### Your task
Reproduce each entry below in full, exactly as it was given.

---------- Record set ----------

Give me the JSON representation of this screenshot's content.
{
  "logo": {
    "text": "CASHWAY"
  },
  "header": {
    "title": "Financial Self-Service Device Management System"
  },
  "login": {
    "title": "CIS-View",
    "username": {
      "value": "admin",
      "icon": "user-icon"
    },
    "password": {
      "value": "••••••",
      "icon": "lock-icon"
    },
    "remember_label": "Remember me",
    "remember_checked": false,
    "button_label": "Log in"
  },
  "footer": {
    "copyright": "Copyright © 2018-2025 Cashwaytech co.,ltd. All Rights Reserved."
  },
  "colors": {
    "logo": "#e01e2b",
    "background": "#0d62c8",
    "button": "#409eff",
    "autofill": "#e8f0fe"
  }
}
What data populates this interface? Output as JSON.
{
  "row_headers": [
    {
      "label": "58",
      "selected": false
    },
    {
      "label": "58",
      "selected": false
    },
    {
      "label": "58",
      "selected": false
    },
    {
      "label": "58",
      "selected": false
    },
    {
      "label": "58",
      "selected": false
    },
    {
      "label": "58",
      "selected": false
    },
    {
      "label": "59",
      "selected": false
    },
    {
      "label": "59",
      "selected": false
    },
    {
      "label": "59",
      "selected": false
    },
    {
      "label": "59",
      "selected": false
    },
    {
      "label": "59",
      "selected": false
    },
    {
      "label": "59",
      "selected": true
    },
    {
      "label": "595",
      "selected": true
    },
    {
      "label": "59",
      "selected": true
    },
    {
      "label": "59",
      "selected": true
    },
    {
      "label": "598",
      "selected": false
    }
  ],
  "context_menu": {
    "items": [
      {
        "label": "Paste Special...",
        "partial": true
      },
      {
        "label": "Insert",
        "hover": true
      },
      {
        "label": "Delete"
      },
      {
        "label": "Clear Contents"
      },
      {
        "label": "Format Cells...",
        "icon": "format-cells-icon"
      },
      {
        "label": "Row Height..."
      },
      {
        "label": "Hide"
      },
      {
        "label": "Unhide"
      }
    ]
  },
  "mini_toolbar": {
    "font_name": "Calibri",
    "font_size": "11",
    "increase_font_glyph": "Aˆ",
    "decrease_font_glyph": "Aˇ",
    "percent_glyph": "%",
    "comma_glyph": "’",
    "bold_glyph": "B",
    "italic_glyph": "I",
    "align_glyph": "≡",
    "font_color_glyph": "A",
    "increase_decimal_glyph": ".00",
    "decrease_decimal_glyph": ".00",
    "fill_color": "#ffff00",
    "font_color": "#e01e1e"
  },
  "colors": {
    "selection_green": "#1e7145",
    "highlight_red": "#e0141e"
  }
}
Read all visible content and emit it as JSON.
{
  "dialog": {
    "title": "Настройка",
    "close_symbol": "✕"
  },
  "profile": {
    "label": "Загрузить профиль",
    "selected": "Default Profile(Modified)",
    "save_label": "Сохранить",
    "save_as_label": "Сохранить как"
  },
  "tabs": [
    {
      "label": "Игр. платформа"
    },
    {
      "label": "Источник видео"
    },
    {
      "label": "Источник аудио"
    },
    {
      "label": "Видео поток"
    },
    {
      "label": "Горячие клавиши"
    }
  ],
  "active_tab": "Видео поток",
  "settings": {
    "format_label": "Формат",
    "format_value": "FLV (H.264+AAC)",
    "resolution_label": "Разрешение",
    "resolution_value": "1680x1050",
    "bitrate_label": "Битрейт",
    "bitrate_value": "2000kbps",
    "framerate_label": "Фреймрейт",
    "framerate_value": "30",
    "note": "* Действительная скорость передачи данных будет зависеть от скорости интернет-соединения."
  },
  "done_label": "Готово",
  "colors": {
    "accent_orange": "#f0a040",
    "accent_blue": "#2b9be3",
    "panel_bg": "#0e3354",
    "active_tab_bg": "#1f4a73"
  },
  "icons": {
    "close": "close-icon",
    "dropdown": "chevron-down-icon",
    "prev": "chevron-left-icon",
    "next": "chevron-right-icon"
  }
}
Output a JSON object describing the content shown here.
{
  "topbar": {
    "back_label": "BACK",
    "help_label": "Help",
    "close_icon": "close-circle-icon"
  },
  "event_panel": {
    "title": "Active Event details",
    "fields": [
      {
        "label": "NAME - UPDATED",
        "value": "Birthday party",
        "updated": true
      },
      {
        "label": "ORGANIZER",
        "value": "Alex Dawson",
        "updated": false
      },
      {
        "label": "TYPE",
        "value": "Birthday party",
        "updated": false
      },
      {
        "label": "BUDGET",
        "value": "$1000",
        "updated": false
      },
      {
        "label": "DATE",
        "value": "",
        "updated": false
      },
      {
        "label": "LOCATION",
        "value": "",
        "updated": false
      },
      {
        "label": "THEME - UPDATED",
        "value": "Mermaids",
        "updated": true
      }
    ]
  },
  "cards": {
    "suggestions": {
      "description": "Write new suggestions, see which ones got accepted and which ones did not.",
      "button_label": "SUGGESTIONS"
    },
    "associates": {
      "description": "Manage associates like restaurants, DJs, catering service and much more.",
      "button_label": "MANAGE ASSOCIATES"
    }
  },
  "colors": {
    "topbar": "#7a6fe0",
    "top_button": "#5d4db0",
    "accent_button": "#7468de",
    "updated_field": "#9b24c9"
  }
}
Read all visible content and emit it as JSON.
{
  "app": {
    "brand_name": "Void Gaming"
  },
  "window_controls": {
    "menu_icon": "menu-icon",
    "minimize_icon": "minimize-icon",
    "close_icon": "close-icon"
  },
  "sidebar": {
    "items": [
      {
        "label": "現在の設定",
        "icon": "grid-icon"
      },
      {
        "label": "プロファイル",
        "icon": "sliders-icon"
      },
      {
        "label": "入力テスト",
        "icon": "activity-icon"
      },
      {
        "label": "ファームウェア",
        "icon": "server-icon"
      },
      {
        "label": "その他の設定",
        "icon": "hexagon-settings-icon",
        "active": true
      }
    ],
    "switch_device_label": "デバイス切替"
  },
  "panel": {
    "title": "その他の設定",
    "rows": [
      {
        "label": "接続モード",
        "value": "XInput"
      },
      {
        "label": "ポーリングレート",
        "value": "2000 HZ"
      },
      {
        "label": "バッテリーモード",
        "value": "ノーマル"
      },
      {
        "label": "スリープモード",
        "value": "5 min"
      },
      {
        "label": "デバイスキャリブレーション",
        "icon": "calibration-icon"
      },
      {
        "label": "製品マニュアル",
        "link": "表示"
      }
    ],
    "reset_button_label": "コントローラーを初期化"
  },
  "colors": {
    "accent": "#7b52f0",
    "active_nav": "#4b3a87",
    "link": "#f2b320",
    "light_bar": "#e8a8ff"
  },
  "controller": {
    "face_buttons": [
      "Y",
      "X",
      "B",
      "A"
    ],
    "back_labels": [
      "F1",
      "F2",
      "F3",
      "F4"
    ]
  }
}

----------

### Task output
Give me the JSON representation of this screenshot's content.
{
  "logo": {
    "text": "CASHWAY"
  },
  "header": {
    "title": "Financial Self-Service Device Management System"
  },
  "login": {
    "title": "CIS-View",
    "username": {
      "value": "admin",
      "icon": "user-icon"
    },
    "password": {
      "value": "••••••",
      "icon": "lock-icon"
    },
    "remember_label": "Remember me",
    "remember_checked": false,
    "button_label": "Log in"
  },
  "footer": {
    "copyright": "Copyright © 2018-2025 Cashwaytech co.,ltd. All Rights Reserved."
  },
  "colors": {
    "logo": "#e01e2b",
    "background": "#0d62c8",
    "button": "#409eff",
    "autofill": "#e8f0fe"
  }
}
What data populates this interface? Output as JSON.
{
  "row_headers": [
    {
      "label": "58",
      "selected": false
    },
    {
      "label": "58",
      "selected": false
    },
    {
      "label": "58",
      "selected": false
    },
    {
      "label": "58",
      "selected": false
    },
    {
      "label": "58",
      "selected": false
    },
    {
      "label": "58",
      "selected": false
    },
    {
      "label": "59",
      "selected": false
    },
    {
      "label": "59",
      "selected": false
    },
    {
      "label": "59",
      "selected": false
    },
    {
      "label": "59",
      "selected": false
    },
    {
      "label": "59",
      "selected": false
    },
    {
      "label": "59",
      "selected": true
    },
    {
      "label": "595",
      "selected": true
    },
    {
      "label": "59",
      "selected": true
    },
    {
      "label": "59",
      "selected": true
    },
    {
      "label": "598",
      "selected": false
    }
  ],
  "context_menu": {
    "items": [
      {
        "label": "Paste Special...",
        "partial": true
      },
      {
        "label": "Insert",
        "hover": true
      },
      {
        "label": "Delete"
      },
      {
        "label": "Clear Contents"
      },
      {
        "label": "Format Cells...",
        "icon": "format-cells-icon"
      },
      {
        "label": "Row Height..."
      },
      {
        "label": "Hide"
      },
      {
        "label": "Unhide"
      }
    ]
  },
  "mini_toolbar": {
    "font_name": "Calibri",
    "font_size": "11",
    "increase_font_glyph": "Aˆ",
    "decrease_font_glyph": "Aˇ",
    "percent_glyph": "%",
    "comma_glyph": "’",
    "bold_glyph": "B",
    "italic_glyph": "I",
    "align_glyph": "≡",
    "font_color_glyph": "A",
    "increase_decimal_glyph": ".00",
    "decrease_decimal_glyph": ".00",
    "fill_color": "#ffff00",
    "font_color": "#e01e1e"
  },
  "colors": {
    "selection_green": "#1e7145",
    "highlight_red": "#e0141e"
  }
}
Read all visible content and emit it as JSON.
{
  "dialog": {
    "title": "Настройка",
    "close_symbol": "✕"
  },
  "profile": {
    "label": "Загрузить профиль",
    "selected": "Default Profile(Modified)",
    "save_label": "Сохранить",
    "save_as_label": "Сохранить как"
  },
  "tabs": [
    {
      "label": "Игр. платформа"
    },
    {
      "label": "Источник видео"
    },
    {
      "label": "Источник аудио"
    },
    {
      "label": "Видео поток"
    },
    {
      "label": "Горячие клавиши"
    }
  ],
  "active_tab": "Видео поток",
  "settings": {
    "format_label": "Формат",
    "format_value": "FLV (H.264+AAC)",
    "resolution_label": "Разрешение",
    "resolution_value": "1680x1050",
    "bitrate_label": "Битрейт",
    "bitrate_value": "2000kbps",
    "framerate_label": "Фреймрейт",
    "framerate_value": "30",
    "note": "* Действительная скорость передачи данных будет зависеть от скорости интернет-соединения."
  },
  "done_label": "Готово",
  "colors": {
    "accent_orange": "#f0a040",
    "accent_blue": "#2b9be3",
    "panel_bg": "#0e3354",
    "active_tab_bg": "#1f4a73"
  },
  "icons": {
    "close": "close-icon",
    "dropdown": "chevron-down-icon",
    "prev": "chevron-left-icon",
    "next": "chevron-right-icon"
  }
}
Output a JSON object describing the content shown here.
{
  "topbar": {
    "back_label": "BACK",
    "help_label": "Help",
    "close_icon": "close-circle-icon"
  },
  "event_panel": {
    "title": "Active Event details",
    "fields": [
      {
        "label": "NAME - UPDATED",
        "value": "Birthday party",
        "updated": true
      },
      {
        "label": "ORGANIZER",
        "value": "Alex Dawson",
        "updated": false
      },
      {
        "label": "TYPE",
        "value": "Birthday party",
        "updated": false
      },
      {
        "label": "BUDGET",
        "value": "$1000",
        "updated": false
      },
      {
        "label": "DATE",
        "value": "",
        "updated": false
      },
      {
        "label": "LOCATION",
        "value": "",
        "updated": false
      },
      {
        "label": "THEME - UPDATED",
        "value": "Mermaids",
        "updated": true
      }
    ]
  },
  "cards": {
    "suggestions": {
      "description": "Write new suggestions, see which ones got accepted and which ones did not.",
      "button_label": "SUGGESTIONS"
    },
    "associates": {
      "description": "Manage associates like restaurants, DJs, catering service and much more.",
      "button_label": "MANAGE ASSOCIATES"
    }
  },
  "colors": {
    "topbar": "#7a6fe0",
    "top_button": "#5d4db0",
    "accent_button": "#7468de",
    "updated_field": "#9b24c9"
  }
}
Read all visible content and emit it as JSON.
{
  "app": {
    "brand_name": "Void Gaming"
  },
  "window_controls": {
    "menu_icon": "menu-icon",
    "minimize_icon": "minimize-icon",
    "close_icon": "close-icon"
  },
  "sidebar": {
    "items": [
      {
        "label": "現在の設定",
        "icon": "grid-icon"
      },
      {
        "label": "プロファイル",
        "icon": "sliders-icon"
      },
      {
        "label": "入力テスト",
        "icon": "activity-icon"
      },
      {
        "label": "ファームウェア",
        "icon": "server-icon"
      },
      {
        "label": "その他の設定",
        "icon": "hexagon-settings-icon",
        "active": true
      }
    ],
    "switch_device_label": "デバイス切替"
  },
  "panel": {
    "title": "その他の設定",
    "rows": [
      {
        "label": "接続モード",
        "value": "XInput"
      },
      {
        "label": "ポーリングレート",
        "value": "2000 HZ"
      },
      {
        "label": "バッテリーモード",
        "value": "ノーマル"
      },
      {
        "label": "スリープモード",
        "value": "5 min"
      },
      {
        "label": "デバイスキャリブレーション",
        "icon": "calibration-icon"
      },
      {
        "label": "製品マニュアル",
        "link": "表示"
      }
    ],
    "reset_button_label": "コントローラーを初期化"
  },
  "colors": {
    "accent": "#7b52f0",
    "active_nav": "#4b3a87",
    "link": "#f2b320",
    "light_bar": "#e8a8ff"
  },
  "controller": {
    "face_buttons": [
      "Y",
      "X",
      "B",
      "A"
    ],
    "back_labels": [
      "F1",
      "F2",
      "F3",
      "F4"
    ]
  }
}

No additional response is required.